Maxon added that automated direct mail enables them to “send accurate, consistent, and on-time statements to maintain trust with our customers. The absence of communication from customers [such as calling customer support] is a good experience.”
Lob’s solution engineer, Barisone, spoke on personalization for marketing use cases. “You can tailor your message to the individual or audience segment. One creative way to personalize marketing mail is through custom images, such as an image of the local branch or a map with directions from the recipient’s home address.”
Key takeaway #3: Making the case for marketing mail in financial services
Barisone gave a great example of how combining Lob products can help with marketing mail. With address verification and real-time NCOA changes, you can ensure your intended recipient gets an offer they’re eligible for. Say your prospect lived in Texas and moved to Hawaii and might not eligible for a certain product based on state regulations. You can ensure they do not get a mailer promoting a product they could have had in Texas but are no longer eligible for. This saves your company money on the mailer and maintains a good customer experience by only getting marketing offers that are relevant and timely.
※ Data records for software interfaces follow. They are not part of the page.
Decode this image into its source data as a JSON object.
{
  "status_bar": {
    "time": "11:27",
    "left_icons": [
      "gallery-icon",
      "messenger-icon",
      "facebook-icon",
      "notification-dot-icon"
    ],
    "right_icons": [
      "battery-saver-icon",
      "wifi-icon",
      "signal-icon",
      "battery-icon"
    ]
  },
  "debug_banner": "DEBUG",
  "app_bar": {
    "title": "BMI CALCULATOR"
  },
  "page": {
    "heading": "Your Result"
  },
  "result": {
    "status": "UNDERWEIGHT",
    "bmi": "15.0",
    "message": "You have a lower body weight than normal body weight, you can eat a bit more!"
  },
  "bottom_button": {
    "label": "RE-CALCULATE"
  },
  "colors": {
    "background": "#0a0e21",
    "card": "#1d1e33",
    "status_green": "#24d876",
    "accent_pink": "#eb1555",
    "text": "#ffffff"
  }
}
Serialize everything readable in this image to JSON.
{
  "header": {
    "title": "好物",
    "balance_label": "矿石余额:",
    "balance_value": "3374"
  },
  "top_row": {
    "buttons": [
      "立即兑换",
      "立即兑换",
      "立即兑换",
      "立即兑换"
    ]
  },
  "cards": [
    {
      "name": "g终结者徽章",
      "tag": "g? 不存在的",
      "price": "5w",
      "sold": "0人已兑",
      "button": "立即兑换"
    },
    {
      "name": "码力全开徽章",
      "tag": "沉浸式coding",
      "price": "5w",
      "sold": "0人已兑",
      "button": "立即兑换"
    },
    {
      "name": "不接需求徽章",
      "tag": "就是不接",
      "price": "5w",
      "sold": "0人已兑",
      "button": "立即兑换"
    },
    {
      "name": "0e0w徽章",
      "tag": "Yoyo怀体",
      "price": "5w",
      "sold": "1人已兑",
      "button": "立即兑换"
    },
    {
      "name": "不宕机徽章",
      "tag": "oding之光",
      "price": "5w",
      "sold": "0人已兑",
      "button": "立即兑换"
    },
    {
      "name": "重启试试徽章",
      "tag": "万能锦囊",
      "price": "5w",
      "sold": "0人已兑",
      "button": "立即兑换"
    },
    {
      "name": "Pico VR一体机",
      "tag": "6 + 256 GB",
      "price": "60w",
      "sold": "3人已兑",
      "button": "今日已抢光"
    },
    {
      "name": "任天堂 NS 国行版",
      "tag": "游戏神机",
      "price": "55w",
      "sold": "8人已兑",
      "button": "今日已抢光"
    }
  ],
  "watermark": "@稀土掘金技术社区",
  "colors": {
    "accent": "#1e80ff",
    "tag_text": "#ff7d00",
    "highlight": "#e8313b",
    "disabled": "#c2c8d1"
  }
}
But, Barisone was also quick to point out that direct mail shouldn’t be in its own silo. He said, “Direct mail is not in competition with your email or SMS. It all works best with an integrated approach to marketing.”
He discussed how savvy marketers in the financial services industry are adding direct mail to their workflows and triggering mail in conjunction with digital marketing tactics. He discussed how marketers could send a mailer and then trigger an SMS message telling those customers to check their mailbox for a great offer.
Direct mail form factors for financial services
At the end of the webinar Roden opened it up to Q&A and one question really stood out for its use in both operational mail and marketing mail. Roden posed the question, “If you were to test a new form factor, which would it be and why that one?”
Chmielewski responded, “We would probably think about postcards. Our letters can be a bit wordy and by sending a postcard with a status update could prevent a call to customer support.”
Maxon circled back to the conversation on buckslips and said, “Buckslips are the most natural next step for us. Postcards with a QR code could be something we experiment with as well. Due to the nature of the content we’re sending to our contacts, we probably wouldn’t stray too far from letters and envelopes.” Which is a great fit for a buckslip!
When the conversation had been on buckslips, they both had insightful ideas on how to incorporate the form factor into their mailings.
Maxon told us he could see a use case for buckslips in re-engaging clients who recently paid off a loan or were getting close to it and have a promotion on the buckslip that’s inserted into their statement. Or he could see using a buckslip in a regularly scheduled statement mailing to announce a new product or complementary product line to what the customer already has.
Chmielewski took a different approach and talked about how he could see his company using the extra real estate as an opportunity to educate customers on how to protect themselves against fraud.
Explore the topic of direct mail in financial services more thoroughly by downloading your copy of the complementary eBook: The Modern Marketer’s Guide to Intelligent Direct Mail: Financial Services and Banking Edition.